An indicted former Celadon executive wanted to travel to Mexico for his 40th birthday at the end of 2020. But he won’t be going.
A federal judge this week ruled that William Meek, the former COO of bankrupt and shuttered Celadon, cannot travel to the Cancun region in December to celebrate his birthday, a trip that Meek said in court documents had been paid for just a few days before his arrest last December.
In the collapse of Celadon, Meeks and CFO Bobby Lee Peavler were charged with nine counts each, including one count of conspiracy to commit wire fraud, bank fraud and securities fraud; five counts of wire fraud; two counts of securities fraud; one count of conspiracy to make false statements to a public company’s accountants and to falsify books, records and accounts of a public company; and one count of making false statements to a public company’s accountants. Peavler faces two additional counts of making false statements to a public company’s accountants. The accounting scandal at Celadon ultimately led to the company’s demise despite a new management team’s efforts at rescuing the company.

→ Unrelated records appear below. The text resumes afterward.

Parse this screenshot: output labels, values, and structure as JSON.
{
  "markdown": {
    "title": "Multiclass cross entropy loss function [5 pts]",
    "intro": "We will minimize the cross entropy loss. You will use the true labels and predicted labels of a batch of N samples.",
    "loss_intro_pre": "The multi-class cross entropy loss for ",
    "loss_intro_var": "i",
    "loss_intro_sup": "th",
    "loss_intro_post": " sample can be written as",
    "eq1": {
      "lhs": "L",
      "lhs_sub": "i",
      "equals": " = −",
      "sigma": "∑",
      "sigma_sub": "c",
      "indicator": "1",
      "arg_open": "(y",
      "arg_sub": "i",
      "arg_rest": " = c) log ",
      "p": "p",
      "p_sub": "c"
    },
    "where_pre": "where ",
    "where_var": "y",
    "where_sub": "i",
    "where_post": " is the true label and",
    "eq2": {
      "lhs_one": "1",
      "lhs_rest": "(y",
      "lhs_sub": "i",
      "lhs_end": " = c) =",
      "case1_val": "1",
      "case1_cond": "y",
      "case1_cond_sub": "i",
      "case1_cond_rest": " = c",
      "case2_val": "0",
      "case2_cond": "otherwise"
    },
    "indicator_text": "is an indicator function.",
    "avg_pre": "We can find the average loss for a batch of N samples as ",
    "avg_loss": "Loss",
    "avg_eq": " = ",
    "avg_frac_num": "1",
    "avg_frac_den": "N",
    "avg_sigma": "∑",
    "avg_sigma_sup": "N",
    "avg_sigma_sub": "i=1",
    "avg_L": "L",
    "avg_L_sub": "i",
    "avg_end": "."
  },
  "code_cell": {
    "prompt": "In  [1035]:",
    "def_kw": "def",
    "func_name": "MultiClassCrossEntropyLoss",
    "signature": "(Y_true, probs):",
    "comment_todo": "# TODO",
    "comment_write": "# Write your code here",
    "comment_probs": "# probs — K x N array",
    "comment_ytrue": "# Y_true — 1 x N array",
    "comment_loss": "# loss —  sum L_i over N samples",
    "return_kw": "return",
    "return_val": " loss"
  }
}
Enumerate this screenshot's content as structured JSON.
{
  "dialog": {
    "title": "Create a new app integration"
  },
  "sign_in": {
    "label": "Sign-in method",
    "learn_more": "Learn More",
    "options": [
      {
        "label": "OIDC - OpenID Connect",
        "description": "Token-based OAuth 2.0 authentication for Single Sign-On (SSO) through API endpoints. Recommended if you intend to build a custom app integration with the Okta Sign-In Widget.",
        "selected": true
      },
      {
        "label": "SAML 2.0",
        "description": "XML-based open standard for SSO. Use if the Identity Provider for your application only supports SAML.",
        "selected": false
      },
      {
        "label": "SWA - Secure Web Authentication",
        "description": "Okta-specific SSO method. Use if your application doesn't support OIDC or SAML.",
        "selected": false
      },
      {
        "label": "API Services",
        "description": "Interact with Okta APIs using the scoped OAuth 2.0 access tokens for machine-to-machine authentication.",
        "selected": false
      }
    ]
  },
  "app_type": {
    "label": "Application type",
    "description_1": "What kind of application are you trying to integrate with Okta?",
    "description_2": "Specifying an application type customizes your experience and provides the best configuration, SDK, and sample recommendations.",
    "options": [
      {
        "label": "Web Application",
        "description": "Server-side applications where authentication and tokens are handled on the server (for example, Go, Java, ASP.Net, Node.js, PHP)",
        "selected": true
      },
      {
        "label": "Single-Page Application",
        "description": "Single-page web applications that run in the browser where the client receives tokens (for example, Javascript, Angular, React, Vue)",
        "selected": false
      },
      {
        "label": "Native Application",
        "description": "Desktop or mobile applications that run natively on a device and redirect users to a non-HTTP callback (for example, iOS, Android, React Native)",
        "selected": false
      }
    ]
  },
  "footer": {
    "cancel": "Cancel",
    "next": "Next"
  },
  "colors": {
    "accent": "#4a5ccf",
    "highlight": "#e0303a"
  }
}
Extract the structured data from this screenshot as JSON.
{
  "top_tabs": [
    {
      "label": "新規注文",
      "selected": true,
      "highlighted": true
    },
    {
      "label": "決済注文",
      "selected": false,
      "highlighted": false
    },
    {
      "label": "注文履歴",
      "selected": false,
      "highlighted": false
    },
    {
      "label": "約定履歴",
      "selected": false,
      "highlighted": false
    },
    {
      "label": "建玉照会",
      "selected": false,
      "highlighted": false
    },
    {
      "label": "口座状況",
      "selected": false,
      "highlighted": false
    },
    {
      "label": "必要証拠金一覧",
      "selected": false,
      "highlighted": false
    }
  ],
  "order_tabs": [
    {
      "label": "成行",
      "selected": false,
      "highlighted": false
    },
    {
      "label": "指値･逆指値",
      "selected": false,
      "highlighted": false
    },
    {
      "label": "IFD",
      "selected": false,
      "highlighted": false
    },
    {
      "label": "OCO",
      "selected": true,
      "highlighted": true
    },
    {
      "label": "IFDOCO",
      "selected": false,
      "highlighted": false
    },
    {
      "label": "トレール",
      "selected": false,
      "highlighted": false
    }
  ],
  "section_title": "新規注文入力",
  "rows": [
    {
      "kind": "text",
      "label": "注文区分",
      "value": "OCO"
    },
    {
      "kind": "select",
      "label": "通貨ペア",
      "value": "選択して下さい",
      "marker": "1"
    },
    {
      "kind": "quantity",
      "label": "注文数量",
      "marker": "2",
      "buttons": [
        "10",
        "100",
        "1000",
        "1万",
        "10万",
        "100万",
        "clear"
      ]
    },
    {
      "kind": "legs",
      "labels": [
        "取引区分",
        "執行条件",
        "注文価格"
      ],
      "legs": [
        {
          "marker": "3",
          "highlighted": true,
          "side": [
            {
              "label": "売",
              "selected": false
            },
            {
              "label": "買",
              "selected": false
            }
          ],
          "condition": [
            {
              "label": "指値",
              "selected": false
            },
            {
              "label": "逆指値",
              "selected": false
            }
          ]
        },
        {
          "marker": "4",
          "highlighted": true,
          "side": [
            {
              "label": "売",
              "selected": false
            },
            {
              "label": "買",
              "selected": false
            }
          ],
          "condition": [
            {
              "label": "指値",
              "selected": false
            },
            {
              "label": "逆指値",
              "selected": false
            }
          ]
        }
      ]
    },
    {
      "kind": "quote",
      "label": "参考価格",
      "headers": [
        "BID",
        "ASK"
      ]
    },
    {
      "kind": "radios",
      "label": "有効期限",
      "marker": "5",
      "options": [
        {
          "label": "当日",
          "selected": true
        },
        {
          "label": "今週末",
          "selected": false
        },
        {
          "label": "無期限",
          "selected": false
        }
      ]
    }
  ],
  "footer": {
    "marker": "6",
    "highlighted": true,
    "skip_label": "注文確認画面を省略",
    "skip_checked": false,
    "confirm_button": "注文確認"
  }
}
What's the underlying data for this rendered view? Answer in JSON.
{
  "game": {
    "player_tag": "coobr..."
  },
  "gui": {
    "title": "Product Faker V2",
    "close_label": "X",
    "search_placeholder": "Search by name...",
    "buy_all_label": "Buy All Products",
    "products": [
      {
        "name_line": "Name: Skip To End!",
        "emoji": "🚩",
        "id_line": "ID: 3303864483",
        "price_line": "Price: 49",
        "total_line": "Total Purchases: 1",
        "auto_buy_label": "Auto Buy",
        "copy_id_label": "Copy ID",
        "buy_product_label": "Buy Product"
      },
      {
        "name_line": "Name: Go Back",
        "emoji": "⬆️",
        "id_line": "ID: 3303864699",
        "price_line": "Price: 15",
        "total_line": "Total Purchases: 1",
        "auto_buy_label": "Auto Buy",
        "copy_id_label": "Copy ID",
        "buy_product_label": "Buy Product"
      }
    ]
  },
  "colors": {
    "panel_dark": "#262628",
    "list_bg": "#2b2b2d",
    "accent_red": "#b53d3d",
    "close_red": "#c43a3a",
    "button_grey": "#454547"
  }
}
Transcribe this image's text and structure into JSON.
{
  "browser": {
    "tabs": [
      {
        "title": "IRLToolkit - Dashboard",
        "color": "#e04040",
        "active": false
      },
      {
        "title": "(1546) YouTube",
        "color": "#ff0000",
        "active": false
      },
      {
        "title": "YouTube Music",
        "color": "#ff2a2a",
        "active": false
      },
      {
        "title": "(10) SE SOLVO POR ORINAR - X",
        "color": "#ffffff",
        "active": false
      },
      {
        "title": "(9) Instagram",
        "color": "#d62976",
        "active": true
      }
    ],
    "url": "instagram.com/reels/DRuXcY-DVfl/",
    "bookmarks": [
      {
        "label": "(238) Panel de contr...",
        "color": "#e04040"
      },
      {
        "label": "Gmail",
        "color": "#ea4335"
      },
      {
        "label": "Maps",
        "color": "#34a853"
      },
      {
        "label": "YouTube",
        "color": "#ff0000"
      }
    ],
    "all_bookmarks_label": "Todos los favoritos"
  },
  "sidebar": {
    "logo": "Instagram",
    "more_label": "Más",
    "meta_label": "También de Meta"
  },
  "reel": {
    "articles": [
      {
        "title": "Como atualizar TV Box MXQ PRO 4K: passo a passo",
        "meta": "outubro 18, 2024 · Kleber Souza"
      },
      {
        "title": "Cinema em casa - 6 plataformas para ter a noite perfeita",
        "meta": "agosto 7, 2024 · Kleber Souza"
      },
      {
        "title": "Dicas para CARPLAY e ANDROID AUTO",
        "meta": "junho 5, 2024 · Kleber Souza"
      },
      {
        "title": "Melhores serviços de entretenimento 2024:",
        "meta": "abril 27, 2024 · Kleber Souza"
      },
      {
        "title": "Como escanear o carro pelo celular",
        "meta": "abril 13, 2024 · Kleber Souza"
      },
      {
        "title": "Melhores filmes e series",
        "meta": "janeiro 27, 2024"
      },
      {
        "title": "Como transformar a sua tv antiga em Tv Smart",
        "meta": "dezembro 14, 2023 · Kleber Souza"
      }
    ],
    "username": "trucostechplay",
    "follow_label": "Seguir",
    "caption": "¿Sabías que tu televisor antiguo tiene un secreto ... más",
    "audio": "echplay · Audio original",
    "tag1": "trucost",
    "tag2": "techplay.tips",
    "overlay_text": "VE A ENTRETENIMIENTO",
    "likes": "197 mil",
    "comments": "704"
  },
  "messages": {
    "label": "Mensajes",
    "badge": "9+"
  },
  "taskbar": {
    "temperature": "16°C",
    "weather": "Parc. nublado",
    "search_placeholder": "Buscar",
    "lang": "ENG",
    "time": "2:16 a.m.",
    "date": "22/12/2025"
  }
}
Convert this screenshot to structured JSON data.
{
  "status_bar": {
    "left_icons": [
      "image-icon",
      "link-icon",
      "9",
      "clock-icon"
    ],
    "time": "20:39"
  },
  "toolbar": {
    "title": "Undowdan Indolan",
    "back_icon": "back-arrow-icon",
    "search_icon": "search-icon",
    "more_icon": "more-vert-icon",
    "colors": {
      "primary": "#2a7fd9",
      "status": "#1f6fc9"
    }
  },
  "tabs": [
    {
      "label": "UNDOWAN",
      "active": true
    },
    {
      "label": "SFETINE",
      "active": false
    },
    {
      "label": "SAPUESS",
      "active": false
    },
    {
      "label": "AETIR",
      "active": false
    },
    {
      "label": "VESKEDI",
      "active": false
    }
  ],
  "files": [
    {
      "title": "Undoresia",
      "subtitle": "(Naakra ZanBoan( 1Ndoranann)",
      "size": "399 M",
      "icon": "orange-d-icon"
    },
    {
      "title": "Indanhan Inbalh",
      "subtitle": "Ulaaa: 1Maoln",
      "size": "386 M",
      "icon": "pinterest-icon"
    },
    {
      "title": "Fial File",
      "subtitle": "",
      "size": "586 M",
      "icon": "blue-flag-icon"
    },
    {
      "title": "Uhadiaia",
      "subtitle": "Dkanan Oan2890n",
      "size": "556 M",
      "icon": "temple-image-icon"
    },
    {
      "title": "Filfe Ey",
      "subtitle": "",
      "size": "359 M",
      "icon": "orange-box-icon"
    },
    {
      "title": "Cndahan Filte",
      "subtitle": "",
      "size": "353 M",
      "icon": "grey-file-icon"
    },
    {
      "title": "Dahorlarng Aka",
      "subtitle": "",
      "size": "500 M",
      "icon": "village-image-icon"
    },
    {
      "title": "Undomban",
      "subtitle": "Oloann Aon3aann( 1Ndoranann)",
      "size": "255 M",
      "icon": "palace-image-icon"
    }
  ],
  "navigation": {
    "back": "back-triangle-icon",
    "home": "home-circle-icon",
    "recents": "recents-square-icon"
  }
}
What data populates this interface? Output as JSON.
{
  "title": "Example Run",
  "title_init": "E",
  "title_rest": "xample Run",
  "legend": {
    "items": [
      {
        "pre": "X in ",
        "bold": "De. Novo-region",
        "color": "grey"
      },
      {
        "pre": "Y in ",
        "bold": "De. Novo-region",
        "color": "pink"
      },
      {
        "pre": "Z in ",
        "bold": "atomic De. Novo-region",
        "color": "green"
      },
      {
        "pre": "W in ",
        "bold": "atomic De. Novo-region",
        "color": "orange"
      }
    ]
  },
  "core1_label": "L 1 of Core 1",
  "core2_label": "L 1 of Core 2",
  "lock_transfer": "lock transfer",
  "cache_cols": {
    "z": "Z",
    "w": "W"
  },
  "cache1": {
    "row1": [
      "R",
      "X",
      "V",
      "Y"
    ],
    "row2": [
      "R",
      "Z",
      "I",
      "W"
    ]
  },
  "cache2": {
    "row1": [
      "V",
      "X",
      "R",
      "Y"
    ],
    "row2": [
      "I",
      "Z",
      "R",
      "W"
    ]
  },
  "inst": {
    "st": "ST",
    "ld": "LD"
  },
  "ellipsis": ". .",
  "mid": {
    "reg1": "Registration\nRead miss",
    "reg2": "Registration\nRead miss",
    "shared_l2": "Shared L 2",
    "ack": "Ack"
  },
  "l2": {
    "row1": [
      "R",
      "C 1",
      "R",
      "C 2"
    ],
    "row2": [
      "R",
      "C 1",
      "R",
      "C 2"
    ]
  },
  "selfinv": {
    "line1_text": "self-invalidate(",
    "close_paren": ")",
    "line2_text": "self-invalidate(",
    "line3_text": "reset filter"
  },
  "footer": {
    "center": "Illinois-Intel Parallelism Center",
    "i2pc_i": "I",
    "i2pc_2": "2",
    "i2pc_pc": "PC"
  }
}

In handing down the ruling, Judge Jane Magnus-Stinson of the Federal District Court for the Southern District of Indiana agreed mostly right down the line with the arguments that federal prosecutors had submitted in opposition to Meek being given his passport back and being allowed to travel with another couple — and without their minor children — to the Valentin Imperial Riviera Maya Resort south of Cancun.
“The Court finds that Mr. Meek’s requested international travel is not advisable,” Magnus-Stinson wrote in her decision. “As an initial matter, international travel generally increases the risk of flight. Moreover, the reason for the travel — Mr. Meek’s fortieth birthday — is not the sort of extraordinary event that presents good cause to incur a risk.”
The judge then cited several other points: Trip insurance had been purchased, so Meek would not be losing all his funds, and he waited for several months after his arrest to make the request, even though he knew at the time he was taken into custody that the trip was scheduled and purchased.
While the judge’s arguments in denial of the request were relatively cut and dried, the prosecution laid out more colorful arguments just a few days before the ruling. For example, prosecutors strongly objected to Meek’s argument, noted in his filing, that he wouldn’t flee because his minor children would be staying back with grandparents in the U.S. “Minor children are not a sort of surety bond,” prosecutors argued, saying the proposal was “inappropriate and ineffectual.”
“Were Meek to flee, it would not be appropriate for the government to seek recourse against his children by refusing to return their passports and barring their foreign travel to keep them [from] reuniting with their parents,” prosecutors wrote to the court.
The conditions of Meek’s pretrial release are “not strenuous” and “balance the seriousness of the charges with the relatively low risk of flight Meek poses,” the prosecutors added. “No added risk of flight is warranted when his purpose for obtaining his passport and traveling internationally is nothing more than to party with his friends in Mexico.”
In his request for permission to travel, Meek said his pretrial services officer, when approached about any objections to the Mexico trip, expressed none.
“Mr. Meek and his family have been upstanding members of the Indianapolis community for years, and Mr. Meek fully intends to stand trial so that he can be vindicated and restore his reputation,” Meek’s attorneys wrote in the request.
The start of the trial against Meeks and CFO Bobby Lea Peavler is now set for May 3, 2021.